§ **SOURCE RECORDS**
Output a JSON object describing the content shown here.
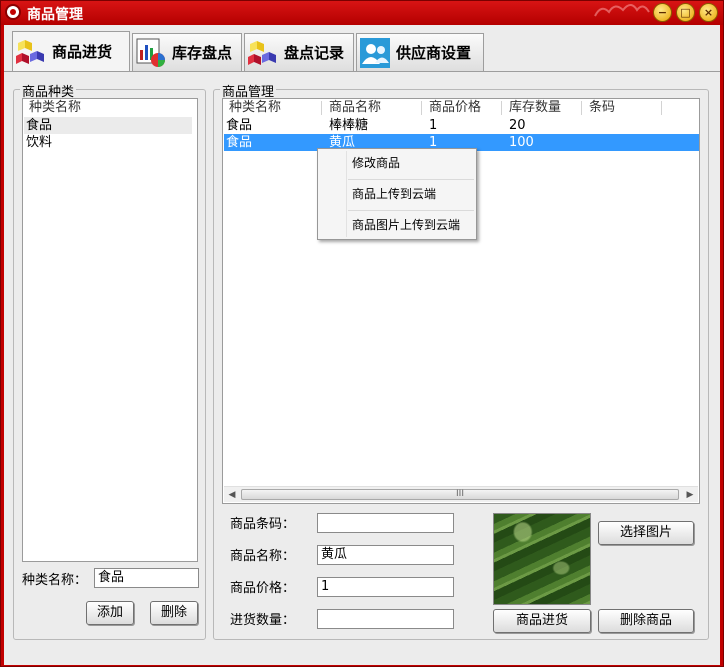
{
  "window": {
    "title": "商品管理"
  },
  "tabs": [
    {
      "label": "商品进货",
      "icon": "cubes-icon",
      "active": true
    },
    {
      "label": "库存盘点",
      "icon": "chart-icon",
      "active": false
    },
    {
      "label": "盘点记录",
      "icon": "cubes-icon",
      "active": false
    },
    {
      "label": "供应商设置",
      "icon": "users-icon",
      "active": false
    }
  ],
  "category_panel": {
    "title": "商品种类",
    "column_header": "种类名称",
    "items": [
      "食品",
      "饮料"
    ],
    "name_label": "种类名称：",
    "name_value": "食品",
    "add_label": "添加",
    "delete_label": "删除"
  },
  "goods_panel": {
    "title": "商品管理",
    "columns": [
      "种类名称",
      "商品名称",
      "商品价格",
      "库存数量",
      "条码"
    ],
    "rows": [
      [
        "食品",
        "棒棒糖",
        "1",
        "20",
        ""
      ],
      [
        "食品",
        "黄瓜",
        "1",
        "100",
        ""
      ]
    ],
    "selected_row": 1,
    "scroll_grip": "III"
  },
  "context_menu": {
    "items": [
      "修改商品",
      "商品上传到云端",
      "商品图片上传到云端"
    ]
  },
  "form": {
    "barcode_label": "商品条码：",
    "barcode_value": "",
    "name_label": "商品名称：",
    "name_value": "黄瓜",
    "price_label": "商品价格：",
    "price_value": "1",
    "qty_label": "进货数量：",
    "qty_value": "",
    "choose_image_label": "选择图片",
    "purchase_label": "商品进货",
    "delete_label": "删除商品"
  },
  "colors": {
    "title_bar": "#c20000",
    "selection": "#3399ff",
    "client_bg": "#ececec"
  }
}
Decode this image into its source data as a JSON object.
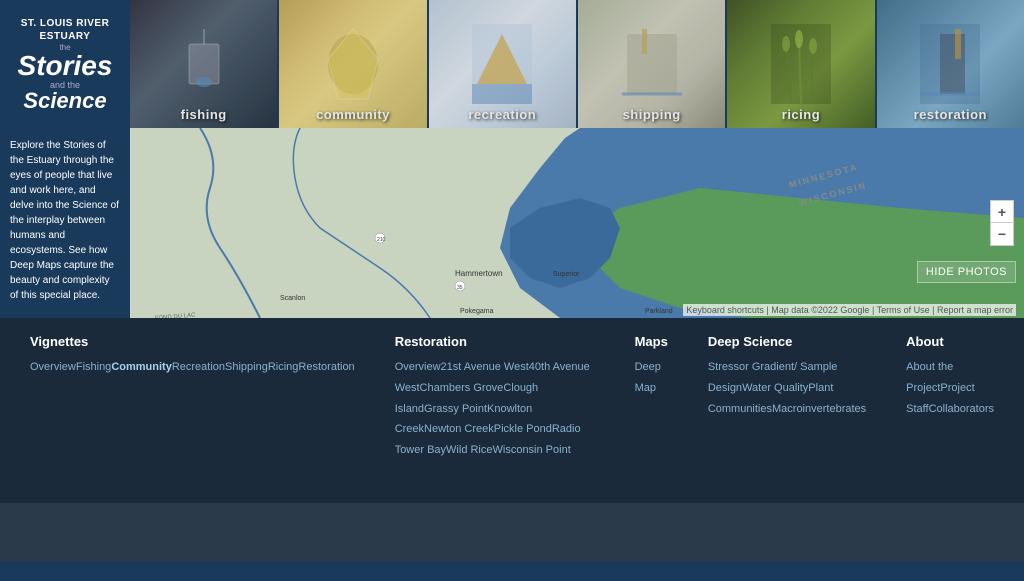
{
  "logo": {
    "line1": "ST. LOUIS RIVER",
    "line2": "ESTUARY",
    "the": "the",
    "stories": "Stories",
    "and_the": "and the",
    "science": "Science"
  },
  "photo_strip": [
    {
      "id": "fishing",
      "label": "fishing",
      "css_class": "card-fishing"
    },
    {
      "id": "community",
      "label": "community",
      "css_class": "card-community"
    },
    {
      "id": "recreation",
      "label": "recreation",
      "css_class": "card-recreation"
    },
    {
      "id": "shipping",
      "label": "shipping",
      "css_class": "card-shipping"
    },
    {
      "id": "ricing",
      "label": "ricing",
      "css_class": "card-ricing"
    },
    {
      "id": "restoration",
      "label": "restoration",
      "css_class": "card-restoration"
    }
  ],
  "hide_photos_btn": "HIDE PHOTOS",
  "sidebar_text": "Explore the Stories of the Estuary through the eyes of people that live and work here, and delve into the Science of the interplay between humans and ecosystems. See how Deep Maps capture the beauty and complexity of this special place.",
  "map_attribution": "Keyboard shortcuts | Map data ©2022 Google | Terms of Use | Report a map error",
  "zoom_in": "+",
  "zoom_out": "−",
  "nav": {
    "vignettes": {
      "title": "Vignettes",
      "items": [
        {
          "label": "Overview",
          "active": false
        },
        {
          "label": "Fishing",
          "active": false
        },
        {
          "label": "Community",
          "active": true
        },
        {
          "label": "Recreation",
          "active": false
        },
        {
          "label": "Shipping",
          "active": false
        },
        {
          "label": "Ricing",
          "active": false
        },
        {
          "label": "Restoration",
          "active": false
        }
      ]
    },
    "restoration": {
      "title": "Restoration",
      "items": [
        {
          "label": "Overview"
        },
        {
          "label": "21st Avenue West"
        },
        {
          "label": "40th Avenue West"
        },
        {
          "label": "Chambers Grove"
        },
        {
          "label": "Clough Island"
        },
        {
          "label": "Grassy Point"
        },
        {
          "label": "Knowlton Creek"
        },
        {
          "label": "Newton Creek"
        },
        {
          "label": "Pickle Pond"
        },
        {
          "label": "Radio Tower Bay"
        },
        {
          "label": "Wild Rice"
        },
        {
          "label": "Wisconsin Point"
        }
      ]
    },
    "maps": {
      "title": "Maps",
      "items": [
        {
          "label": "Deep Map"
        }
      ]
    },
    "deep_science": {
      "title": "Deep Science",
      "items": [
        {
          "label": "Stressor Gradient/ Sample Design"
        },
        {
          "label": "Water Quality"
        },
        {
          "label": "Plant Communities"
        },
        {
          "label": "Macroinvertebrates"
        }
      ]
    },
    "about": {
      "title": "About",
      "items": [
        {
          "label": "About the Project"
        },
        {
          "label": "Project Staff"
        },
        {
          "label": "Collaborators"
        }
      ]
    }
  }
}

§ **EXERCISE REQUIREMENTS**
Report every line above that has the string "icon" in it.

§ **OUTPUT BELOW**
      "icon": "cubes-icon",
      "icon": "chart-icon",
      "icon": "cubes-icon",
      "icon": "users-icon",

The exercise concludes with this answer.